**WORK INSTRUCTION:** Look through the data and write out every line with the word "annotation" in it.

**SUPPLIED RECORDS:**

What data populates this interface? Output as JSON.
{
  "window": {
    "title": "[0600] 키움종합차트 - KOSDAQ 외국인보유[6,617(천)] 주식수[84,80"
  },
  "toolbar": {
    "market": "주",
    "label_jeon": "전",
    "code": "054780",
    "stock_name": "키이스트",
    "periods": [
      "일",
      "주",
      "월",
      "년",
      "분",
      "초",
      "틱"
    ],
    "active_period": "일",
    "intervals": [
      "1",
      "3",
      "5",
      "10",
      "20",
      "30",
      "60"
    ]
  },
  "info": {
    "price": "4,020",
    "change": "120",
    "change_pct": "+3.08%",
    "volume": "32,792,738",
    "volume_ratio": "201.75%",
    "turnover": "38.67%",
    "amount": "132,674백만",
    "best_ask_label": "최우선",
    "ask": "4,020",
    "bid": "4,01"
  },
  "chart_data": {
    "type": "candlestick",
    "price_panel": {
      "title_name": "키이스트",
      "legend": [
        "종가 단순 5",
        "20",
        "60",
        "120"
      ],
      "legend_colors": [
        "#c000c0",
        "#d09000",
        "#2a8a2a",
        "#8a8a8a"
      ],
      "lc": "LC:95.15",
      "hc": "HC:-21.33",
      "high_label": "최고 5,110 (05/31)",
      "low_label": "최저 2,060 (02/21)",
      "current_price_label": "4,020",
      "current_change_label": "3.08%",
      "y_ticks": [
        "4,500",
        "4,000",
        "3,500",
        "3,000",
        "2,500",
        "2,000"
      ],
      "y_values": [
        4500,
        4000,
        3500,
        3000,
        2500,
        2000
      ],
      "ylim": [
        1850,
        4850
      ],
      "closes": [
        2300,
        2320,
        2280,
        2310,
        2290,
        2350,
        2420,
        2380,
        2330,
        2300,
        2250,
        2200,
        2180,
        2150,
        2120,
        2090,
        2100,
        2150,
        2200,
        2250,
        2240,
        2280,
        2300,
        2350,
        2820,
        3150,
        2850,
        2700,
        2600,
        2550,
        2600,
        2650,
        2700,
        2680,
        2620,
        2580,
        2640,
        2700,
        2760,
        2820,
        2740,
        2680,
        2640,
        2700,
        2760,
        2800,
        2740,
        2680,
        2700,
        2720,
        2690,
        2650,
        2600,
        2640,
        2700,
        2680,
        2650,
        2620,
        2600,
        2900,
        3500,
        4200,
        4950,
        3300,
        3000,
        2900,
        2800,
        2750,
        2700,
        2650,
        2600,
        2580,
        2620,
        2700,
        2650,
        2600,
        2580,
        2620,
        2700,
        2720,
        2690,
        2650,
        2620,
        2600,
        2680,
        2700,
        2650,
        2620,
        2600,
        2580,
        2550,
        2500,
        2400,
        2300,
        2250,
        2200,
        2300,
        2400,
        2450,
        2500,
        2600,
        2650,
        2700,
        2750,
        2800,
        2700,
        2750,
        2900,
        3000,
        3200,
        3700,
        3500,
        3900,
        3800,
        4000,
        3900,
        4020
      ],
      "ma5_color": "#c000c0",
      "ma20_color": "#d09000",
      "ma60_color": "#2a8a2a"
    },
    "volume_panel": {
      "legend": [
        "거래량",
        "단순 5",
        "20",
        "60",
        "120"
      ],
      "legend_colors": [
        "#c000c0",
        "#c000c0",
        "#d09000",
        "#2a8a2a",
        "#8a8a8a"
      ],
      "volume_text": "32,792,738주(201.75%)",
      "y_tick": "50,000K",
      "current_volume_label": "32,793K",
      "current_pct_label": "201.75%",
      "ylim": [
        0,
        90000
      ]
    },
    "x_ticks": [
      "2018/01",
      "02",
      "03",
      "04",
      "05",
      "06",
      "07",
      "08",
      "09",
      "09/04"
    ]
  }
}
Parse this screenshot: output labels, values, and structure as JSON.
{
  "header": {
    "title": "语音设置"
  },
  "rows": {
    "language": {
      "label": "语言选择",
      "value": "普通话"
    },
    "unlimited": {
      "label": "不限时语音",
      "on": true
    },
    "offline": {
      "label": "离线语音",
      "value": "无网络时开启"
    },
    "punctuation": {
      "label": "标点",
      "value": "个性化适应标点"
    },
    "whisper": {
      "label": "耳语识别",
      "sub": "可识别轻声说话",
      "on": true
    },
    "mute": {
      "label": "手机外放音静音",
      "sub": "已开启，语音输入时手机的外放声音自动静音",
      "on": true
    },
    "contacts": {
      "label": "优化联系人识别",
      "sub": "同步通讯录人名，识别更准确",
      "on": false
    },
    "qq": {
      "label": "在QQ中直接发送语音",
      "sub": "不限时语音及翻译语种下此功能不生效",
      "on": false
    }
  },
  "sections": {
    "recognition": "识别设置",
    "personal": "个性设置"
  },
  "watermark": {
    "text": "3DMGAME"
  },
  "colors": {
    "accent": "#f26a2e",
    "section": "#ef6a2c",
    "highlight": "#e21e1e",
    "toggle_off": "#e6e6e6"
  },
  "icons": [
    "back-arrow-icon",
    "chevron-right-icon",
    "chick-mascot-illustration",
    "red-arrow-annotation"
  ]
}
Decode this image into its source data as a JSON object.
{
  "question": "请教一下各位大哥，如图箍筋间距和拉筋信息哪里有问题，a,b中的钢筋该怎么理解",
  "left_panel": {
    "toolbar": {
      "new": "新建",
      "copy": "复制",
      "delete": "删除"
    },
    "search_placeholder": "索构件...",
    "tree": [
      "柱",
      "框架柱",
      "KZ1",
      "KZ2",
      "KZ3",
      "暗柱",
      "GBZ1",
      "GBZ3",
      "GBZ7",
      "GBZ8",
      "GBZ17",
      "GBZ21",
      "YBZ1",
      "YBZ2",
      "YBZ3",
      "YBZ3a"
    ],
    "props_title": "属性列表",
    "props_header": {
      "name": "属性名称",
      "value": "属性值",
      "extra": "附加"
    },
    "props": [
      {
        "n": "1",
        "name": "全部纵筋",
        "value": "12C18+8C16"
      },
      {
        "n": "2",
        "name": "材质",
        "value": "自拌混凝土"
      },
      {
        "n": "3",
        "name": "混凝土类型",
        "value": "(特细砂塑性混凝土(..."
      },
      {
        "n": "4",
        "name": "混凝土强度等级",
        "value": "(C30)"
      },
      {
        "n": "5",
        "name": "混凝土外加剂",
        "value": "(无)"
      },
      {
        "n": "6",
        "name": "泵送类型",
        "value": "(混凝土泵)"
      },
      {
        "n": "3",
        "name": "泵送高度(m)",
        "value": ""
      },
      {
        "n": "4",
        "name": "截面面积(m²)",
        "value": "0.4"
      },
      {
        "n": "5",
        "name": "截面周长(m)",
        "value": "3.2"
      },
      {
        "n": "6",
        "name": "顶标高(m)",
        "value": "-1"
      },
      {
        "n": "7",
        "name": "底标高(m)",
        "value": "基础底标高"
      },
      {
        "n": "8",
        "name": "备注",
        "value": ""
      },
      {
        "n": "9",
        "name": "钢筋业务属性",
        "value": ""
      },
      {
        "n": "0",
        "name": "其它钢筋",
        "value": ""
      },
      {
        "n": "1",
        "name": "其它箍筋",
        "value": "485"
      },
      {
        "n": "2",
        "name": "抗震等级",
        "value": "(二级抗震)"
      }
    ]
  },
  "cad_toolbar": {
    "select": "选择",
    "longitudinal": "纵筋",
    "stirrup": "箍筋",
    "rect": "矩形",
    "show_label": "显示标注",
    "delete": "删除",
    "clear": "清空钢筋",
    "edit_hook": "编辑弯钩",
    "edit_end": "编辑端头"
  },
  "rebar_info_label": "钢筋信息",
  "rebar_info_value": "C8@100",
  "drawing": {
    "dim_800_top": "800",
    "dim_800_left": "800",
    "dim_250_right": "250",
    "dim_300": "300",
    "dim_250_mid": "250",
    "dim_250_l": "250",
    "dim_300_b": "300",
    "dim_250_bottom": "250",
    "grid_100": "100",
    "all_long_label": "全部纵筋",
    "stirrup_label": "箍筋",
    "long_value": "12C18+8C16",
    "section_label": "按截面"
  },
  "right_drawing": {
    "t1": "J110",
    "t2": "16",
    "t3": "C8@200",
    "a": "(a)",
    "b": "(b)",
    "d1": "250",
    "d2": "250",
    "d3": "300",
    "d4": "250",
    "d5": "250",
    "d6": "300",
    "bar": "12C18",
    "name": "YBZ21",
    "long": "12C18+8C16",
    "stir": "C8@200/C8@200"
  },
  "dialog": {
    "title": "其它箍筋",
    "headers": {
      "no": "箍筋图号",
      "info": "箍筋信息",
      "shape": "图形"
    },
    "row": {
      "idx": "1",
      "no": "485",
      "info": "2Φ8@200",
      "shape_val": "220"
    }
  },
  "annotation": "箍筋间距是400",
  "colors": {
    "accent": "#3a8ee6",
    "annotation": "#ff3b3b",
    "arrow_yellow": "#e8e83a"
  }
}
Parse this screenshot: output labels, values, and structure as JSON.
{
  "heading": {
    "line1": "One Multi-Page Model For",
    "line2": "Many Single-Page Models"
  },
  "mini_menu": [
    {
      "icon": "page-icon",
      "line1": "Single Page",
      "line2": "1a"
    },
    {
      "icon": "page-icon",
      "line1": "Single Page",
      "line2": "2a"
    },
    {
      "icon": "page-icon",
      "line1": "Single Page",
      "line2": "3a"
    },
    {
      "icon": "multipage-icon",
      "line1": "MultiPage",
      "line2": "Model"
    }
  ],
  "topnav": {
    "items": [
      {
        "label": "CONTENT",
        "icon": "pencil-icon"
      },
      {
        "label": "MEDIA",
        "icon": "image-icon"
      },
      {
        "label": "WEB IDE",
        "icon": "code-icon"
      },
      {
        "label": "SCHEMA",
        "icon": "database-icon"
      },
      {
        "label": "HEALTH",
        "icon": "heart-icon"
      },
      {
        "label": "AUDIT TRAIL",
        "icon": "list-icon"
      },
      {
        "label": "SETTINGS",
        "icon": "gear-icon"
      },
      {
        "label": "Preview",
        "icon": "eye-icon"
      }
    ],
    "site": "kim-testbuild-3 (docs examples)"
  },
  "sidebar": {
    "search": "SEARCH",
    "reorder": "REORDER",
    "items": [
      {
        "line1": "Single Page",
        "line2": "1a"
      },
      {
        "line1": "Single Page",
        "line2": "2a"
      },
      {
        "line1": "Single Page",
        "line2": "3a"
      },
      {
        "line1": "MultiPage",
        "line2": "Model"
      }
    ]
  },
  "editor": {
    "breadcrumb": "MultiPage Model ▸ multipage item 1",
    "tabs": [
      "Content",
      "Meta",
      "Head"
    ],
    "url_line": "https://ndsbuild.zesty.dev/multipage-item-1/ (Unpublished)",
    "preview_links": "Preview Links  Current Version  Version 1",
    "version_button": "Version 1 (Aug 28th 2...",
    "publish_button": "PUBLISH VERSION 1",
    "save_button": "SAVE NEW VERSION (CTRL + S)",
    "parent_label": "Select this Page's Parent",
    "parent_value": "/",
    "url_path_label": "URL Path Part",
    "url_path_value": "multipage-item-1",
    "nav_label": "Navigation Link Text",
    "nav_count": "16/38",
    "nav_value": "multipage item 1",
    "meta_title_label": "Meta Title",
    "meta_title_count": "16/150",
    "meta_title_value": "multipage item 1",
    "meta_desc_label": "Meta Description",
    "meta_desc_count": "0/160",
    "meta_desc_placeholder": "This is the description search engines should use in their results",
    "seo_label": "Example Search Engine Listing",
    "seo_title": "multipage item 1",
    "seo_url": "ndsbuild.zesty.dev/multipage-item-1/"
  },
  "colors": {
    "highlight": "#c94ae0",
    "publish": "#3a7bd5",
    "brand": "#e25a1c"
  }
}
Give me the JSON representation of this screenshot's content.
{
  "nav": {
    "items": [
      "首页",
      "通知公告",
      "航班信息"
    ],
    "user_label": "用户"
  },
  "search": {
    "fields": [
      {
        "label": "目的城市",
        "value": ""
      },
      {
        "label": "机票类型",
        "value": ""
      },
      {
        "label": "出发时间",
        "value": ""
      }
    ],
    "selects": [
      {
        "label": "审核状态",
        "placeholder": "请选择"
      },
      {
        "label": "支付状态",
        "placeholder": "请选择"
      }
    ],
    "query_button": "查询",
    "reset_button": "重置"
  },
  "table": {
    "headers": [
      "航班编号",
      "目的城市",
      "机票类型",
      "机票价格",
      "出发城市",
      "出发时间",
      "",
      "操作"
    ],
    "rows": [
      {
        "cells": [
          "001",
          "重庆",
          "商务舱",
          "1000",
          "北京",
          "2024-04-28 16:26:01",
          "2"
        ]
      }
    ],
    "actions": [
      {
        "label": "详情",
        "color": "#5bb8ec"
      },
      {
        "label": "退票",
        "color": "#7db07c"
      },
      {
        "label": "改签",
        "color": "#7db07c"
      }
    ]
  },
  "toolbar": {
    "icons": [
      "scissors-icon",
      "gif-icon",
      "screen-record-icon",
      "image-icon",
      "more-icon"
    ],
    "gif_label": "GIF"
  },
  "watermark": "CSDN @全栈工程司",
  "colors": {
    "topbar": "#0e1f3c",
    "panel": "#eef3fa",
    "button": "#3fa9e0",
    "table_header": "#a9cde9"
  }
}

**RESULT OF THE EXERCISE:**
    "red-arrow-annotation"
  "annotation": "箍筋间距是400",
    "annotation": "#ff3b3b",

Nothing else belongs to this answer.